• Materials provided
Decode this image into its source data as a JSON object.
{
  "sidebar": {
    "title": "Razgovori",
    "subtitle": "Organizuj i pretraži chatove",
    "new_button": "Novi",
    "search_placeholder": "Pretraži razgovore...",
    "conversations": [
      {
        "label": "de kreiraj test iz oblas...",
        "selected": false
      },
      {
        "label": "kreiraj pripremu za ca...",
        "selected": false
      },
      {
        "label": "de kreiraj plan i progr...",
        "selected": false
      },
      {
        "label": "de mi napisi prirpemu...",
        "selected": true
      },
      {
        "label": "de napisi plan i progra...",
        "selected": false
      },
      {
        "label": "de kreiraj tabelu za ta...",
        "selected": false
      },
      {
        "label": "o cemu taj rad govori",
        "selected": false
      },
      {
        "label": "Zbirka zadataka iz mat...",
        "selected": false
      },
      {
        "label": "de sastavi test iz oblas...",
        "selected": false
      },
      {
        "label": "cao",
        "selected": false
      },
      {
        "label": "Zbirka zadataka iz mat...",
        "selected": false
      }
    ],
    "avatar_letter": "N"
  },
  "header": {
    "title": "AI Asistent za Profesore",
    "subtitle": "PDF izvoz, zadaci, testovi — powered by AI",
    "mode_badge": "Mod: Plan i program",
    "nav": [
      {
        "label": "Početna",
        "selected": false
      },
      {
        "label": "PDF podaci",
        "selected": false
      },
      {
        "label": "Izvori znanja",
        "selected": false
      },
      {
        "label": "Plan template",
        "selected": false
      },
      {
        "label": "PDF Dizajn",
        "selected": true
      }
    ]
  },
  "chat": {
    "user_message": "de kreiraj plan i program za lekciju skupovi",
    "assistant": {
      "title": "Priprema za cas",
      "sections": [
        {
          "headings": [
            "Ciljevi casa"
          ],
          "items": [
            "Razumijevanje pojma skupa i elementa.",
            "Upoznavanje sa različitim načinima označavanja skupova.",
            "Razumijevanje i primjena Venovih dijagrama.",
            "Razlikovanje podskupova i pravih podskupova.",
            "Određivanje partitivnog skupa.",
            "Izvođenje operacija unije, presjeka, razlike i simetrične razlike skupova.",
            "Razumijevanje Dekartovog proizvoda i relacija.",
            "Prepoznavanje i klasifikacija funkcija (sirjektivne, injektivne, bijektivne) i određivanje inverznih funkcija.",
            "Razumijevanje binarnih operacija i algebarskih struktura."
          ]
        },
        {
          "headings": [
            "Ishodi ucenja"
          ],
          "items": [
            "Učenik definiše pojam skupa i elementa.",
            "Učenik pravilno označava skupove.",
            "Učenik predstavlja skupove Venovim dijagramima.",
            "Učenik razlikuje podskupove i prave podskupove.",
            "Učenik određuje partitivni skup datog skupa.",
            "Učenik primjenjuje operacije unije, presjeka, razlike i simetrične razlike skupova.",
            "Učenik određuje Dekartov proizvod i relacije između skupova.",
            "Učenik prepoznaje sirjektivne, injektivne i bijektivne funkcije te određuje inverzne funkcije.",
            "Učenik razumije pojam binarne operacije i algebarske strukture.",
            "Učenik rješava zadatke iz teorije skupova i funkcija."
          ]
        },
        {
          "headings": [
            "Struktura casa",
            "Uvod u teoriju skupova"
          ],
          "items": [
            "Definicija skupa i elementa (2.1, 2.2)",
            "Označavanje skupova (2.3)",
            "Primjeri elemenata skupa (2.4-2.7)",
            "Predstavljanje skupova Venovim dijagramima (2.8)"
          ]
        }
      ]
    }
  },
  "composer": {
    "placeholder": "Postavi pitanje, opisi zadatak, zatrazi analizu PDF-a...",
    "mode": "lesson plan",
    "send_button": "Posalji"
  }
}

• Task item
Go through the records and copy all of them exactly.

• Solution to the exercise
Decode this image into its source data as a JSON object.
{
  "sidebar": {
    "title": "Razgovori",
    "subtitle": "Organizuj i pretraži chatove",
    "new_button": "Novi",
    "search_placeholder": "Pretraži razgovore...",
    "conversations": [
      {
        "label": "de kreiraj test iz oblas...",
        "selected": false
      },
      {
        "label": "kreiraj pripremu za ca...",
        "selected": false
      },
      {
        "label": "de kreiraj plan i progr...",
        "selected": false
      },
      {
        "label": "de mi napisi prirpemu...",
        "selected": true
      },
      {
        "label": "de napisi plan i progra...",
        "selected": false
      },
      {
        "label": "de kreiraj tabelu za ta...",
        "selected": false
      },
      {
        "label": "o cemu taj rad govori",
        "selected": false
      },
      {
        "label": "Zbirka zadataka iz mat...",
        "selected": false
      },
      {
        "label": "de sastavi test iz oblas...",
        "selected": false
      },
      {
        "label": "cao",
        "selected": false
      },
      {
        "label": "Zbirka zadataka iz mat...",
        "selected": false
      }
    ],
    "avatar_letter": "N"
  },
  "header": {
    "title": "AI Asistent za Profesore",
    "subtitle": "PDF izvoz, zadaci, testovi — powered by AI",
    "mode_badge": "Mod: Plan i program",
    "nav": [
      {
        "label": "Početna",
        "selected": false
      },
      {
        "label": "PDF podaci",
        "selected": false
      },
      {
        "label": "Izvori znanja",
        "selected": false
      },
      {
        "label": "Plan template",
        "selected": false
      },
      {
        "label": "PDF Dizajn",
        "selected": true
      }
    ]
  },
  "chat": {
    "user_message": "de kreiraj plan i program za lekciju skupovi",
    "assistant": {
      "title": "Priprema za cas",
      "sections": [
        {
          "headings": [
            "Ciljevi casa"
          ],
          "items": [
            "Razumijevanje pojma skupa i elementa.",
            "Upoznavanje sa različitim načinima označavanja skupova.",
            "Razumijevanje i primjena Venovih dijagrama.",
            "Razlikovanje podskupova i pravih podskupova.",
            "Određivanje partitivnog skupa.",
            "Izvođenje operacija unije, presjeka, razlike i simetrične razlike skupova.",
            "Razumijevanje Dekartovog proizvoda i relacija.",
            "Prepoznavanje i klasifikacija funkcija (sirjektivne, injektivne, bijektivne) i određivanje inverznih funkcija.",
            "Razumijevanje binarnih operacija i algebarskih struktura."
          ]
        },
        {
          "headings": [
            "Ishodi ucenja"
          ],
          "items": [
            "Učenik definiše pojam skupa i elementa.",
            "Učenik pravilno označava skupove.",
            "Učenik predstavlja skupove Venovim dijagramima.",
            "Učenik razlikuje podskupove i prave podskupove.",
            "Učenik određuje partitivni skup datog skupa.",
            "Učenik primjenjuje operacije unije, presjeka, razlike i simetrične razlike skupova.",
            "Učenik određuje Dekartov proizvod i relacije između skupova.",
            "Učenik prepoznaje sirjektivne, injektivne i bijektivne funkcije te određuje inverzne funkcije.",
            "Učenik razumije pojam binarne operacije i algebarske strukture.",
            "Učenik rješava zadatke iz teorije skupova i funkcija."
          ]
        },
        {
          "headings": [
            "Struktura casa",
            "Uvod u teoriju skupova"
          ],
          "items": [
            "Definicija skupa i elementa (2.1, 2.2)",
            "Označavanje skupova (2.3)",
            "Primjeri elemenata skupa (2.4-2.7)",
            "Predstavljanje skupova Venovim dijagramima (2.8)"
          ]
        }
      ]
    }
  },
  "composer": {
    "placeholder": "Postavi pitanje, opisi zadatak, zatrazi analizu PDF-a...",
    "mode": "lesson plan",
    "send_button": "Posalji"
  }
}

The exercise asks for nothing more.